How to handle this successfully?
Talk to the players and their parents at the beginning of the season to develop a sense of teamwork. Enlist the efforts of these team members to help you integrate new players. Everyone on the team should help teammates improve. Let them know that everyone is making a contribution. So here are a few ideas about merging the novice players with your returning team.
Spend a few minutes at the beginning and/or end of your training session with these new players on the basics.
Recognize the needs of your players and balance your needs with theirs. Devise training activities that follow the SLANTY LINE coaching method. In other words, there is room for individual success.
A simple example would be ball juggling.
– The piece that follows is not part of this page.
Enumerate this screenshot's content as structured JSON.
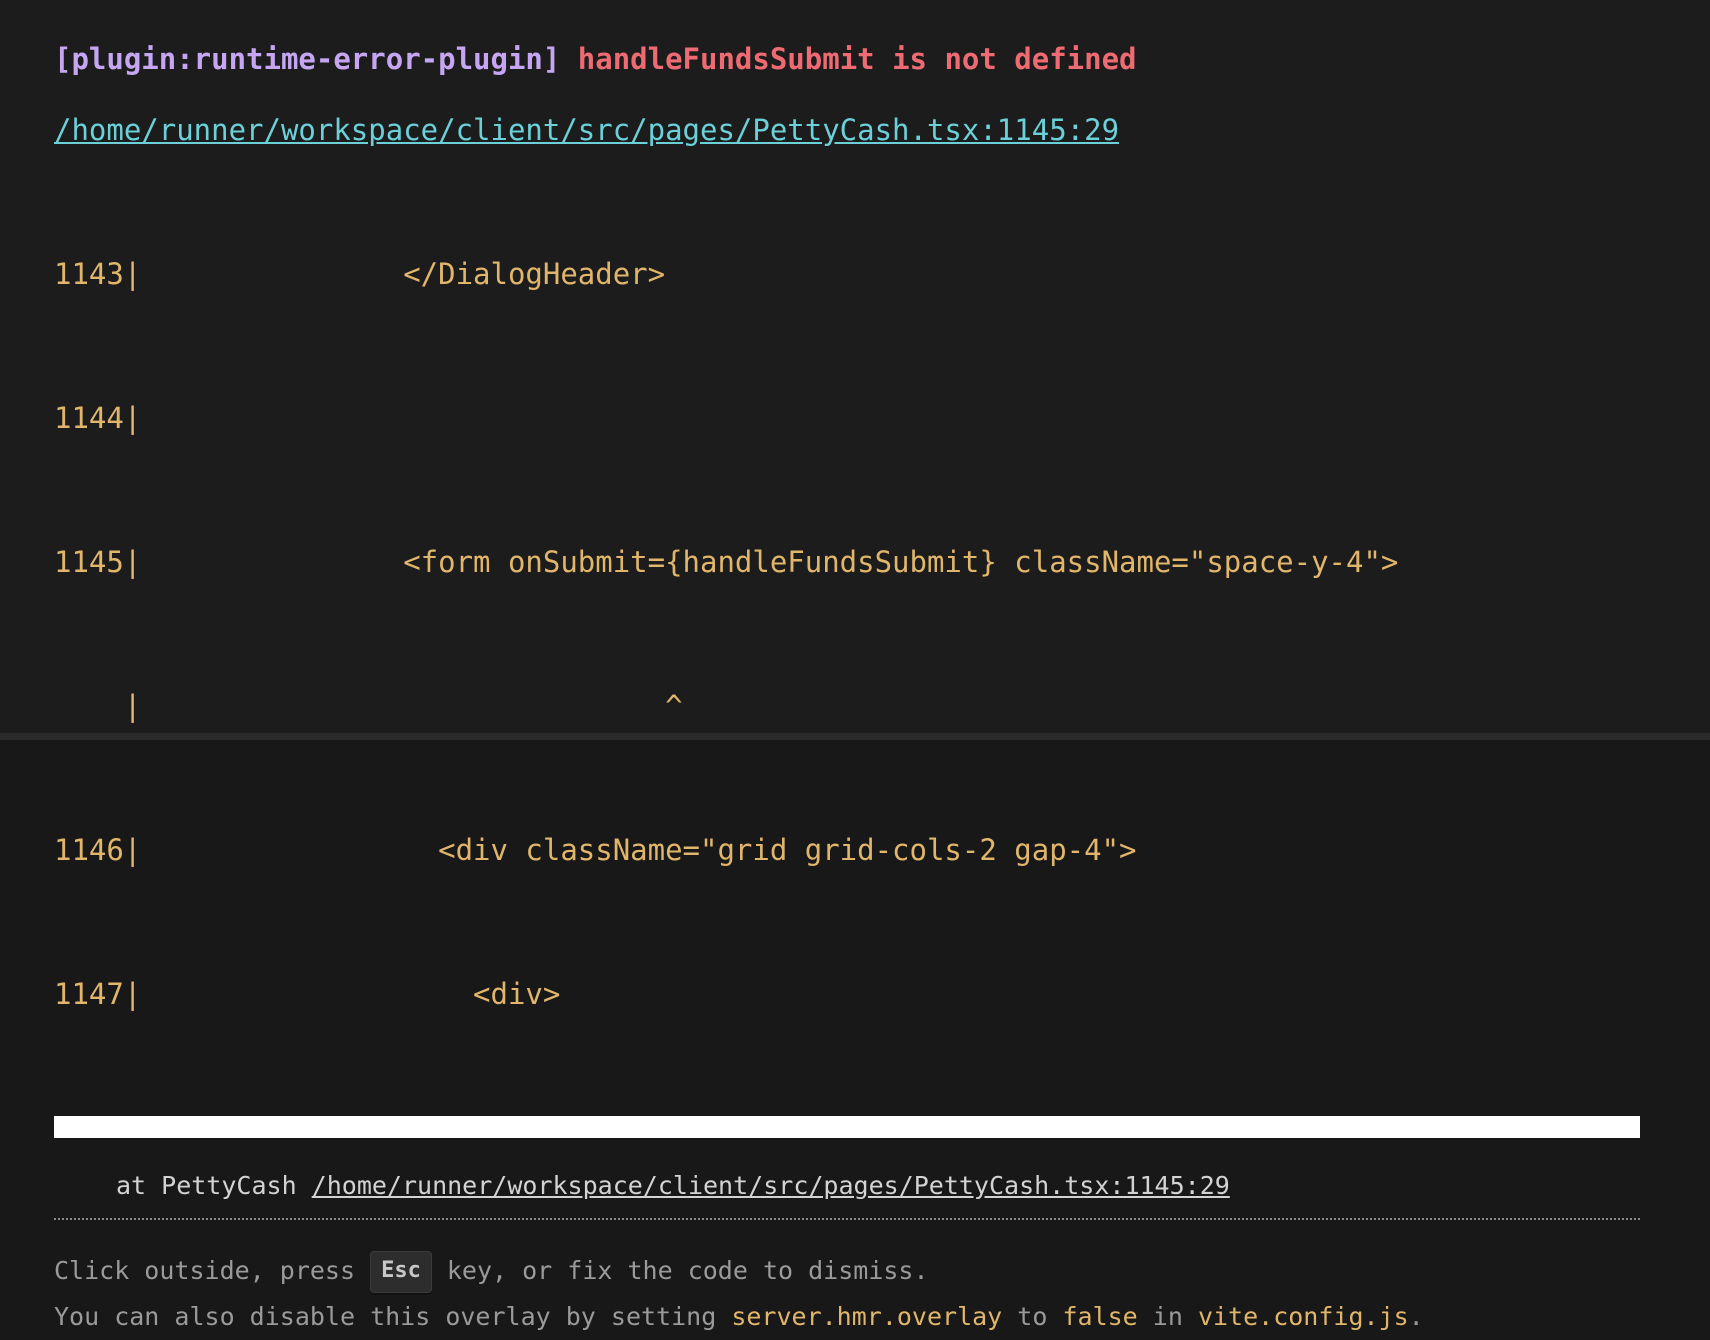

Instead of setting what the team record is (in other words the number of juggles by the best juggler on the team) and having everyone trying to break that record; have the players try to beat their own personal record. Now each player can try to set and beat their own records in any number of measurable techniques.
Develop perspective: Remember what you were like at their age and what you could do then; don’t judge the players by what you can do now.
Mix up your starting lineup. This will encourage the novice players to work hard and also encourage the returning players to help their teammates.
Create activities of inclusion not exclusion. An example is the old dribbling game of knockout. Everyone dribbles and you try to knock out the other players’ ball while maintaining control of yours. If your ball is knocked out then you sit out. This of course means that the worst dribbler on the team (the one who needs the most practice) gets knocked out early and the best dribbler on the team stays in. Now the kids who need the practice touching the ball are sitting on the ground watching the best two dribblers play. Make it a game of inclusion by having the players knocked out come to the coach and perform a simple dribbling move and then they go back into the game.
Make sure all of the parents understand what you are trying to do with the team.
Try to work with parents and make them part of the team rather than viewing them as critics to be avoided. When putting the players into groups for an activity, such as 4 vs. 4, have more experienced players join up with the novice players.
Now your expectation should be that the returning players should help the new players learn.
Use small group activities with a 1-returning player to 2-novice players ratio. Emphasize ball skill improvement as your overall team goal. Monitor what the returning players say to the novices. Emphasize positive feedback among teammates. Become a communicator!
Just a few ideas to get you started. For more assistance on this coaching situation please contact your club’s director of coaching or any of your state association’s State Staff Coaches.
Also check out the US Youth Soccer website for more ideas that you can use.